Quantum Optics Lab

Treutlein Group

 

FS 2015: Ultracold Atoms (4 KP)

VV-Nr 27002-01

LecturerProf. Dr. Philipp Treutlein
AssistantsDr. Baptiste Allard, Dr. Lucas Beguin
Time and placeLecture: Mondays 10:15–12:00, Klingelbergstr. 82, Alter Hörsaal 2, 1.22
Tutorial: Mondays 14:00–15:30, Klingelbergstr. 82, Seminarzimmer 4.1
Start Date16 February, 2015
Final Lecture18 May 2015
LanguageEnglish or German

Content

The invention of atomic trapping, laser cooling and evaporative cooling made it possible to cool atomic gases to nanokelvin temperatures. At such low temperatures, the atoms form Bose-Einstein condensates or degenerate Fermi gases that allow studies of quantum phenomena in very clean and controllable systems. For example, ultracold atoms in optical lattices can be used as quantum simulators for condensed matter Hamiltonians. Chip-based microtraps can be used to generate atom-atom entanglement for quantum metrology. Ultracold atoms find applications in atomic clocks and atom interferometers for precision measurement.

This lecture gives an introduction to the field of ultracold atoms. We will discuss the basic phenomena and develop the necessary theoretical tools, as well as discuss key experiments in the field. The goal is to provide a solid background for research in ultracold atoms and related fields.

Topics

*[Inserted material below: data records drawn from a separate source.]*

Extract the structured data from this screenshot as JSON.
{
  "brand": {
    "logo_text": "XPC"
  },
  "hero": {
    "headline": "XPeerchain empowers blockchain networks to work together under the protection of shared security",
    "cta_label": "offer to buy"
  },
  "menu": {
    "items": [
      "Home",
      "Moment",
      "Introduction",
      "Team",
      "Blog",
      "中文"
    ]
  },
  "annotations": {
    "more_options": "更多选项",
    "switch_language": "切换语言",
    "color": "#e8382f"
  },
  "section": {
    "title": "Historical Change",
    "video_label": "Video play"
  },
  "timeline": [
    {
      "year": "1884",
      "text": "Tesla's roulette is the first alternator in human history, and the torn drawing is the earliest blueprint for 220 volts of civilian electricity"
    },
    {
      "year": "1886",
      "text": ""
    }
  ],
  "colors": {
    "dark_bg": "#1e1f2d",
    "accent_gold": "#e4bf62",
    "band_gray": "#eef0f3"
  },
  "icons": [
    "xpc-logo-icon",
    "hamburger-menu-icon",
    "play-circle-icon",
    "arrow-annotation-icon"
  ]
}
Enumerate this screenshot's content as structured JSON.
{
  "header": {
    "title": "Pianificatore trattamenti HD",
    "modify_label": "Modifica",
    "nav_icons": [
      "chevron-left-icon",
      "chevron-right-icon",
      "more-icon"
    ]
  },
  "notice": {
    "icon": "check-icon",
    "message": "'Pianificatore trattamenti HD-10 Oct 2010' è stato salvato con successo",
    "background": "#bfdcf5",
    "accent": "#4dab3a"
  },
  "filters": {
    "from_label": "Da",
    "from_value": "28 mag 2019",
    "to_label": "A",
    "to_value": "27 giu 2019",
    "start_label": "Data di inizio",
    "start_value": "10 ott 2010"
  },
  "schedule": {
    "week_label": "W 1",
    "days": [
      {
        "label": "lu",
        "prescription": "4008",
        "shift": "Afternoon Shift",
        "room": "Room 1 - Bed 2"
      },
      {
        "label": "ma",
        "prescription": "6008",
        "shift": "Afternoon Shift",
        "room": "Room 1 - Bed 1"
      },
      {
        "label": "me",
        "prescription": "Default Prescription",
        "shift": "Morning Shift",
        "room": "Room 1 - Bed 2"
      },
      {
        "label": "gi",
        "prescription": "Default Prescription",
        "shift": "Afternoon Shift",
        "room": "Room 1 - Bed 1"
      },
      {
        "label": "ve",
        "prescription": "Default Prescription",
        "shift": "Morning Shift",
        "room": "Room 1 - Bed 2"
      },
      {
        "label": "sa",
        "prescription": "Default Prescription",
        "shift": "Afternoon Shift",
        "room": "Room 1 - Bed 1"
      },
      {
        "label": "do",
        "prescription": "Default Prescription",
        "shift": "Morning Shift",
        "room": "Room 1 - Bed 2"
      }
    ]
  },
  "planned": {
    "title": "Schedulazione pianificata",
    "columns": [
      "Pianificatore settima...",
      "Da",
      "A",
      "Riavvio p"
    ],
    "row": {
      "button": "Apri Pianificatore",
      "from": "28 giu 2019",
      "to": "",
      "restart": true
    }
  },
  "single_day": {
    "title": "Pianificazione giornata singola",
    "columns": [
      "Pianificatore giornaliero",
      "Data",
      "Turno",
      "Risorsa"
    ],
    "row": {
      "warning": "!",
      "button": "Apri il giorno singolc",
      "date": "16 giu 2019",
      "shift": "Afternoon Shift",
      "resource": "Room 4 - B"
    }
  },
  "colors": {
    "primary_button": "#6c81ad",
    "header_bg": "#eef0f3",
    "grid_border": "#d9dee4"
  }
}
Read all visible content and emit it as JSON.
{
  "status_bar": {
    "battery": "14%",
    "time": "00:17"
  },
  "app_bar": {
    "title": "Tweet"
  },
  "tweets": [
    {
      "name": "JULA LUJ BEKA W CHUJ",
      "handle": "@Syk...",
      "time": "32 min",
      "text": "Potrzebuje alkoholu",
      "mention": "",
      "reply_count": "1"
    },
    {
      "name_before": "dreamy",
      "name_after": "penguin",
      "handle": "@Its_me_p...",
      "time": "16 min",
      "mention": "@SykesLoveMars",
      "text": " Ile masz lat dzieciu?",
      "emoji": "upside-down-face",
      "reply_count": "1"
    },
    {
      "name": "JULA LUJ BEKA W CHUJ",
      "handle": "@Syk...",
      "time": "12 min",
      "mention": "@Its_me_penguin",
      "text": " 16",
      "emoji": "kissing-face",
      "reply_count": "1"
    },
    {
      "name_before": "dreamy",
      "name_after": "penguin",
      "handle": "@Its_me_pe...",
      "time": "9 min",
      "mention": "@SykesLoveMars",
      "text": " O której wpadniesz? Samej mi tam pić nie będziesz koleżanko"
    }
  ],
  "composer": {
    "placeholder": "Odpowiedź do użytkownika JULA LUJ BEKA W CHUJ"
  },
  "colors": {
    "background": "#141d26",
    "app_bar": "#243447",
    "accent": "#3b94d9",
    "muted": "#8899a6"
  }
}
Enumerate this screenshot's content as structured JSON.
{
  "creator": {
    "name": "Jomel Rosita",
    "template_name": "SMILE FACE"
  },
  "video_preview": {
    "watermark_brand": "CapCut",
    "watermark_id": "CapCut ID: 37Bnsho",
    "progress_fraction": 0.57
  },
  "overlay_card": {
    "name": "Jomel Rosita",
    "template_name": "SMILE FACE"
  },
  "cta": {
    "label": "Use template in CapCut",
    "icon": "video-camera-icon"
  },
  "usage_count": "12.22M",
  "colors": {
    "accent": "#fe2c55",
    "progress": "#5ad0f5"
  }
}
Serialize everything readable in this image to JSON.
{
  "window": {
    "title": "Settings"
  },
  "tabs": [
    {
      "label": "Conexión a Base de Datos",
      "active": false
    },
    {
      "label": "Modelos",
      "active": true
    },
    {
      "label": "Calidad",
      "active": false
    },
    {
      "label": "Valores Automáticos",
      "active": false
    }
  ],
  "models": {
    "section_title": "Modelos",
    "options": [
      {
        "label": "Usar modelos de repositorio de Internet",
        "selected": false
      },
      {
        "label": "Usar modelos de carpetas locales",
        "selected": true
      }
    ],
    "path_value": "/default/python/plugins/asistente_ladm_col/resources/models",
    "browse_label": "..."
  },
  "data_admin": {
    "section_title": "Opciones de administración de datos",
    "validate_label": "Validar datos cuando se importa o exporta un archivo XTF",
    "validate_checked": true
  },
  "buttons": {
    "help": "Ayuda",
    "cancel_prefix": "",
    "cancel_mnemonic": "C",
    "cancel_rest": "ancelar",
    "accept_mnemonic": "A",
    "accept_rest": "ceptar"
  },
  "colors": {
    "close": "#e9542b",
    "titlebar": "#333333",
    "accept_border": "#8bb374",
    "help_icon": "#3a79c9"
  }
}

  1. Two-level atom interacting with laser light (semiclassical theory)
  2. Optical Bloch equations
  3. Light forces on two-level atoms (scattering force/dipole force)
  4. Doppler cooling, Doppler limit
  5. Multi-level atoms
  6. Sub-Doppler cooling, optical molasses
  7. Magneto-optical trap (MOT)
  8. Atomic clocks and atom interferometers
  9. Magnetic traps, atom chips
  10. Evaporative cooling, the path to BEC
  11. Bose-Einstein condensation: quantum statistics
  12. Properties of the condensate: Gross-Pitaevskii theory
  13. Dynamics of the condensate, vortices, atom laser
  14. Josephson effect with Bose-Einstein condensates
  15. Interference of two Bose-Einstein condensates
  16. Atoms in optical lattices, Mott-insulator transition
  17. Quantum atom optics, quantum metrology

Problem sets and handouts

Problem sets and handouts can be downloaded from here.

Prerequisites

Basic knowledge of quantum mechanics and atomic physics.

Course requirements

Solving and presentation of problem sets and short talk in the journal club.

Audience

Master of Physics, Master of Nanoscience, advanced Bachelor students.

Literature

Books:

  • Laser Cooling and Trapping, H. J. Metcalf and P. van der Straten, Springer-Verlag, Berlin (1999).
  • Bose-Einstein Condensation in Dilute Gases, C. J. Pethick and H. Smith, 2nd edition, Cambridge University Press (2008).
  • Atomic Physics, C. J. Foot, Oxford University Press (2010).

Review articles:

  • C. S. Adams and E. Riis, "Laser cooling and trapping of neutral atoms", Progress in Quantum Electronics 21, 1 (1997).
  • F. Dalfovo, S. Giorgini, L. P. Pitaevskii, and S. Stringari, "Theory of Bose-Einstein condensation in trapped gases", Reviews of Modern Physics 71, 463 (1999).
  • A. J. Leggett, "Bose-Einstein condensation in the alkali gases: Some fundamental concepts", Reviews of Modern Physics 73, 307 (2001).
  • S. Chu, C. Cohen-Tannoudji, W. D. Phillips, Nobel Lectures, The Nobel Prize in Physics 1997
  • E. A. Cornell, W. Ketterle, C. E. Wieman, Nobel Lectures, The Nobel Prize in Physics 2001